> [Raw data]:
------------------------------------------------------------
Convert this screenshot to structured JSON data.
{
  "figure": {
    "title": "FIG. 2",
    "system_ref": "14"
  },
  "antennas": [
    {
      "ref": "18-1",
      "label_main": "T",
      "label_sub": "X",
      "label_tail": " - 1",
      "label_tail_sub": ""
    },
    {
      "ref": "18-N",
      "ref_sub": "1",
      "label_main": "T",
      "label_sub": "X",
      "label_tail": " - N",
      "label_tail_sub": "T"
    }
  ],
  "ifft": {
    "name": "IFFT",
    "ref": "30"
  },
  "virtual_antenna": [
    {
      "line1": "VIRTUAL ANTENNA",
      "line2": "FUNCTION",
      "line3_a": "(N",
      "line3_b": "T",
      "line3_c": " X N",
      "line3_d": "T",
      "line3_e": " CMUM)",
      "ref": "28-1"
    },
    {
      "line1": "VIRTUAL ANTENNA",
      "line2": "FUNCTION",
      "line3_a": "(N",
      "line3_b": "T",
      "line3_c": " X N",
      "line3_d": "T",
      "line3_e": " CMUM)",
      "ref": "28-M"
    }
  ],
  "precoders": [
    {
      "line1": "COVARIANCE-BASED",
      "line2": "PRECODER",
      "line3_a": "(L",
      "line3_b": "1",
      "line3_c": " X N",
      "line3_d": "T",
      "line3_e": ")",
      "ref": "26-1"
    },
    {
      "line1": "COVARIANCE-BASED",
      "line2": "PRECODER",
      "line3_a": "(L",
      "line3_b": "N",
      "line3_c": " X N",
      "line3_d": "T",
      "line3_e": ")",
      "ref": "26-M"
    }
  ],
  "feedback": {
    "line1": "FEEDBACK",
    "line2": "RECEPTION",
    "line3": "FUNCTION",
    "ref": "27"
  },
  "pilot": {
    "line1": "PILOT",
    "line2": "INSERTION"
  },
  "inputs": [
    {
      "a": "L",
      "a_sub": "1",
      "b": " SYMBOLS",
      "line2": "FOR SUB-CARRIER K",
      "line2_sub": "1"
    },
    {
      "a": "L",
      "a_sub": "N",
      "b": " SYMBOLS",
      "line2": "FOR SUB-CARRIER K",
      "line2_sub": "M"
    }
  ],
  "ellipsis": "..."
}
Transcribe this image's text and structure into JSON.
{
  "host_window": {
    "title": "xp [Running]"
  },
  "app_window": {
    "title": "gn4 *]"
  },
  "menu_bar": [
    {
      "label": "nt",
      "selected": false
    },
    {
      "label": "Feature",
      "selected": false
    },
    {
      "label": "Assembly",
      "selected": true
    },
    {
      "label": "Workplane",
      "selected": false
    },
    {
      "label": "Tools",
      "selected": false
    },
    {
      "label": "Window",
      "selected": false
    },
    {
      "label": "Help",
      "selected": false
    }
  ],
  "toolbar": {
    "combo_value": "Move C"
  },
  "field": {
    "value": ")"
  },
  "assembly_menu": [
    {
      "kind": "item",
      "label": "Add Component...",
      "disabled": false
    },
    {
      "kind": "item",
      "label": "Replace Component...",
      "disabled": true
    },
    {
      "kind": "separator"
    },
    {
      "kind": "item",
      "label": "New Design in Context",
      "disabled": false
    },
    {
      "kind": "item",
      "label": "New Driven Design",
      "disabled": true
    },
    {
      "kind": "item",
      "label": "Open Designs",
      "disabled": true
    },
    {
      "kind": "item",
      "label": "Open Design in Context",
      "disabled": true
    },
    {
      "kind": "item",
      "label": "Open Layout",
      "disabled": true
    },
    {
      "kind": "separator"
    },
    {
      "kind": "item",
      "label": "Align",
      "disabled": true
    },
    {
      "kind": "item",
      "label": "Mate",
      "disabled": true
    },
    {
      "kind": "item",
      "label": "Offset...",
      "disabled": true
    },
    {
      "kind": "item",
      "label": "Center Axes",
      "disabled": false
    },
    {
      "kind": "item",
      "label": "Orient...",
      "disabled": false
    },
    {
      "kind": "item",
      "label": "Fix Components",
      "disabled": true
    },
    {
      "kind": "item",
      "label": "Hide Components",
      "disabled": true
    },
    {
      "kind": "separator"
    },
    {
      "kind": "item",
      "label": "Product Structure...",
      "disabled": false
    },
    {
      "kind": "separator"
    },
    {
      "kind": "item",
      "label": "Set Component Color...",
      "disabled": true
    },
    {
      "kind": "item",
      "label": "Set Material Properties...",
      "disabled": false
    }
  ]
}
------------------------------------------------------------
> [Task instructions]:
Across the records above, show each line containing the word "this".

> [Result]:
Convert this screenshot to structured JSON data.
Transcribe this image's text and structure into JSON.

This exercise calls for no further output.